# Exercise instructions
Return a copy of each line in the listing that includes the word "JSON".

# Data records
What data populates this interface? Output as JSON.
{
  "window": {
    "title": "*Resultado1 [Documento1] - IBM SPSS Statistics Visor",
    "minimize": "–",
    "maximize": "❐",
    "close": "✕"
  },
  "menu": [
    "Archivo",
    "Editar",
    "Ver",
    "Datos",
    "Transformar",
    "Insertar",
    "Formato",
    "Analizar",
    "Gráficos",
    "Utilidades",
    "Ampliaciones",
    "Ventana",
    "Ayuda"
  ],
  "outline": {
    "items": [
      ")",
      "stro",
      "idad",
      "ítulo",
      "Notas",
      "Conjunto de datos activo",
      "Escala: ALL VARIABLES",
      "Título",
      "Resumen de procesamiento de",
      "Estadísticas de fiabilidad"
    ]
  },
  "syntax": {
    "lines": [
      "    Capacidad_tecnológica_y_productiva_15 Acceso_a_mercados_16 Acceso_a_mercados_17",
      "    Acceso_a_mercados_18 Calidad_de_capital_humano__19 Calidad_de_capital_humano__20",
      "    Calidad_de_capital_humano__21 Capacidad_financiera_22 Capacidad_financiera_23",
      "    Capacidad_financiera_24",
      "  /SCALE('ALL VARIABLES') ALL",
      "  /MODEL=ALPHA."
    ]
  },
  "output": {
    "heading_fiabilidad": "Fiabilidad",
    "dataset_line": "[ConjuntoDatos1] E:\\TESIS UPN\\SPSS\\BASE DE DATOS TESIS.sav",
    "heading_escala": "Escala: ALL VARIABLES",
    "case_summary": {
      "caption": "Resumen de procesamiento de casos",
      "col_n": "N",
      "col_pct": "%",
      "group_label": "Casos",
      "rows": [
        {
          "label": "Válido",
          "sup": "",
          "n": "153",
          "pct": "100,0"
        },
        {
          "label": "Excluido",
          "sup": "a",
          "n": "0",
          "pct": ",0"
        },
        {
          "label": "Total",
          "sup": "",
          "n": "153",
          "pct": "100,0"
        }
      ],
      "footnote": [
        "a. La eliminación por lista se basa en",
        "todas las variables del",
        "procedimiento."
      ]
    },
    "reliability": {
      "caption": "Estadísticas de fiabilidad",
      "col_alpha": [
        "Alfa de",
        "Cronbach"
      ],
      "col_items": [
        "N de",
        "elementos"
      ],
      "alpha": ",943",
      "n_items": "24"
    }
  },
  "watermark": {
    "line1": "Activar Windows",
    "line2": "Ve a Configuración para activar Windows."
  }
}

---

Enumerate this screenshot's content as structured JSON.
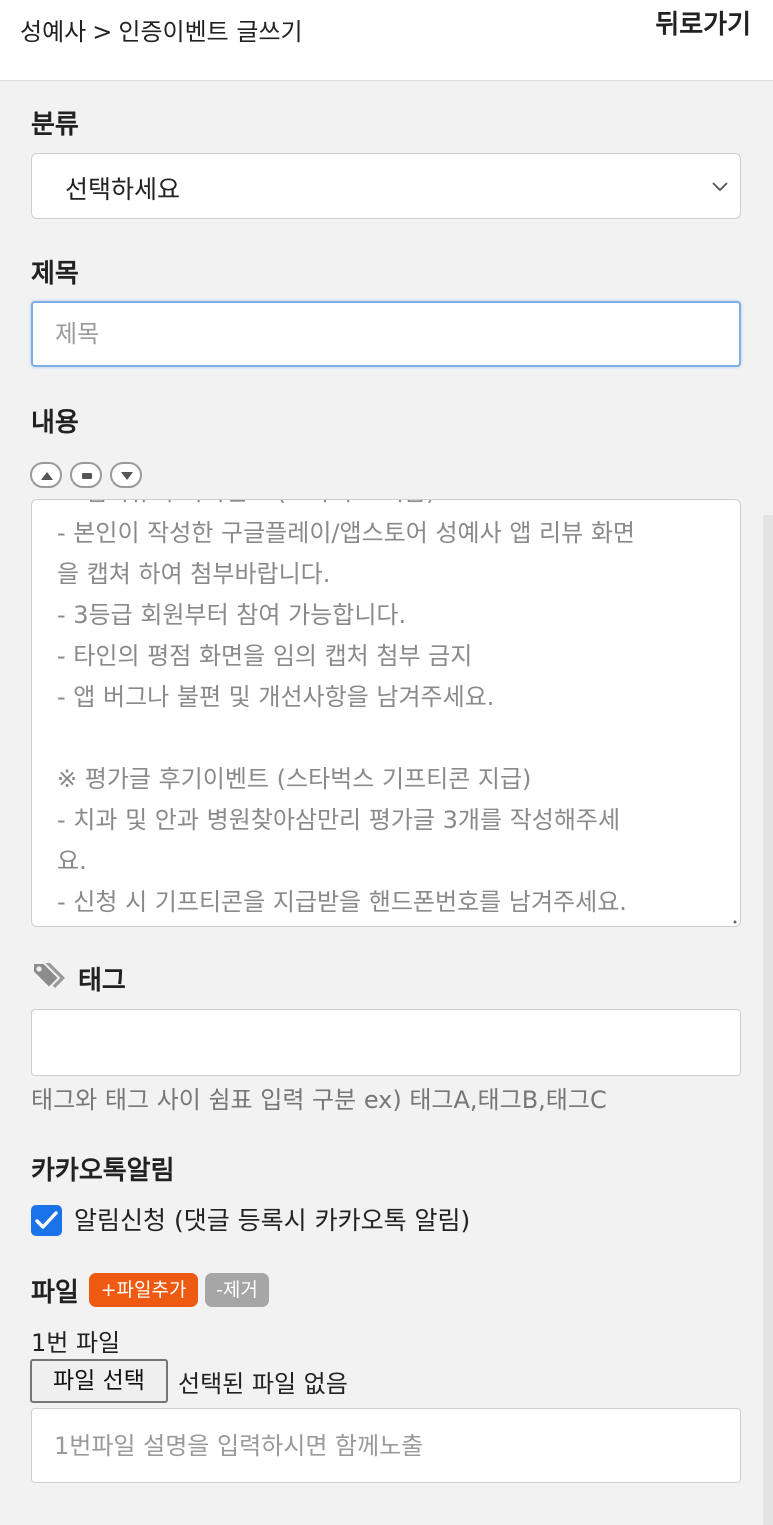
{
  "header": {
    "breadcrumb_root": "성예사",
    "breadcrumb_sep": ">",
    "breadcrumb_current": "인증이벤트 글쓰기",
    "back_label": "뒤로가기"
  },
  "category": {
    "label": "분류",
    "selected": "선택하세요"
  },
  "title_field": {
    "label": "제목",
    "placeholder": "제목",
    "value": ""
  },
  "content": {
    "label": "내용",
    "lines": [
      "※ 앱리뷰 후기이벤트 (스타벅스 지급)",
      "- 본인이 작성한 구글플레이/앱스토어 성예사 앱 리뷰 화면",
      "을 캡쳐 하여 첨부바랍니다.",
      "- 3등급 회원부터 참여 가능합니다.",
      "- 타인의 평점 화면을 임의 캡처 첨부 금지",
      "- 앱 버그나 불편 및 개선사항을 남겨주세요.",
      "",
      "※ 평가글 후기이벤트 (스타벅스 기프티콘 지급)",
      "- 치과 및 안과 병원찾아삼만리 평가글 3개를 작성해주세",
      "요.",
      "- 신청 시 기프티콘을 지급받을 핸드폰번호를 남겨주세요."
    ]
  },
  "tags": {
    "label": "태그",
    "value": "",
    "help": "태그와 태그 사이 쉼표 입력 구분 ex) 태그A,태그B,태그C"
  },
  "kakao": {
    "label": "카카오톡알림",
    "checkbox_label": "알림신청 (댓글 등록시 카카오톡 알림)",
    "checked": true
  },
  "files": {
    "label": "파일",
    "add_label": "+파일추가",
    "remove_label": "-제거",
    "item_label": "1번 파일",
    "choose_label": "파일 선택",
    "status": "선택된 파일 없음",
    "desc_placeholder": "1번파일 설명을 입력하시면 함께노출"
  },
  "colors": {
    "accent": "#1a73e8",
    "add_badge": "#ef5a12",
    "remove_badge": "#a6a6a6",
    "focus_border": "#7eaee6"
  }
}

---

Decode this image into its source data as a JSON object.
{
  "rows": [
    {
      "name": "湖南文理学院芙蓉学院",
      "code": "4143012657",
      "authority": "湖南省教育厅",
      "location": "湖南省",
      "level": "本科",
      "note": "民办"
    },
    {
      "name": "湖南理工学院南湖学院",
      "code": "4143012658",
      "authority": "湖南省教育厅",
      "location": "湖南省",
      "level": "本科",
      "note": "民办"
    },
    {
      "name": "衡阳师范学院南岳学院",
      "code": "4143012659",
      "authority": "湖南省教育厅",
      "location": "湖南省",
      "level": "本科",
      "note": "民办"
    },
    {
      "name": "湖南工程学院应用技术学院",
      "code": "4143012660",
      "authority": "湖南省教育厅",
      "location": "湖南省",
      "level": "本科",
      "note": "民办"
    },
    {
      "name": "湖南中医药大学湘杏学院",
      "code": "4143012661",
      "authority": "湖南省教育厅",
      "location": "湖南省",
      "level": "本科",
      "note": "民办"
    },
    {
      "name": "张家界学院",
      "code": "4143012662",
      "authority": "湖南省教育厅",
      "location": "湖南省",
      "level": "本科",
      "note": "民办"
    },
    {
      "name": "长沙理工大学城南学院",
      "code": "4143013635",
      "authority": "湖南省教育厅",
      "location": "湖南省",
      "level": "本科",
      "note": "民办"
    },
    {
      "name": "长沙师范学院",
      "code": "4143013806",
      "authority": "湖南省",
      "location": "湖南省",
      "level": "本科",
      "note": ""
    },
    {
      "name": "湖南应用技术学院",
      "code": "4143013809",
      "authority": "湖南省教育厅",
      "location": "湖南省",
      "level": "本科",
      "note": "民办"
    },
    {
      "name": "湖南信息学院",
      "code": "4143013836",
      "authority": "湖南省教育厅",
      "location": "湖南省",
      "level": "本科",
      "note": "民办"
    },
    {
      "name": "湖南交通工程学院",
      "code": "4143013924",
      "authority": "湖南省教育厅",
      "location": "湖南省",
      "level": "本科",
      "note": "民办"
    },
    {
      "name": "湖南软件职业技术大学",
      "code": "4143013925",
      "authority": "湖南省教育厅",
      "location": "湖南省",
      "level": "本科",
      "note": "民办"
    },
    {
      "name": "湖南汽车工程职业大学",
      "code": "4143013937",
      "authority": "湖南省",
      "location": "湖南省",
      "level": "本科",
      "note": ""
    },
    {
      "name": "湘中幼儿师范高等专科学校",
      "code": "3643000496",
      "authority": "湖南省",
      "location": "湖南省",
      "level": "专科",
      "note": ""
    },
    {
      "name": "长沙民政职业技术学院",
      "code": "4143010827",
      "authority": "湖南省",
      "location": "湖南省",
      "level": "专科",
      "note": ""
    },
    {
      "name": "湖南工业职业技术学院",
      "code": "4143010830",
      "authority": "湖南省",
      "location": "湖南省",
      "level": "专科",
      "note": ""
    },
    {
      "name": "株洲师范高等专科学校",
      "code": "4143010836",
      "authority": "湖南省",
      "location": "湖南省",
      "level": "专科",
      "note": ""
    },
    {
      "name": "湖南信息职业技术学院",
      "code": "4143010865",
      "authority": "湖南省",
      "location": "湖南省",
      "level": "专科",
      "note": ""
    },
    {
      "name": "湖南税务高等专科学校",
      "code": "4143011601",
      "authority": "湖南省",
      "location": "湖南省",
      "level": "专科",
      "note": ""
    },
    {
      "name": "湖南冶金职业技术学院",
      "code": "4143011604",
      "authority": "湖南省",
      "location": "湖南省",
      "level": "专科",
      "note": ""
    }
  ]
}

# Your response
What data populates this interface? Output as JSON.
Enumerate this screenshot's content as structured JSON.
Decode this image into its source data as a JSON object.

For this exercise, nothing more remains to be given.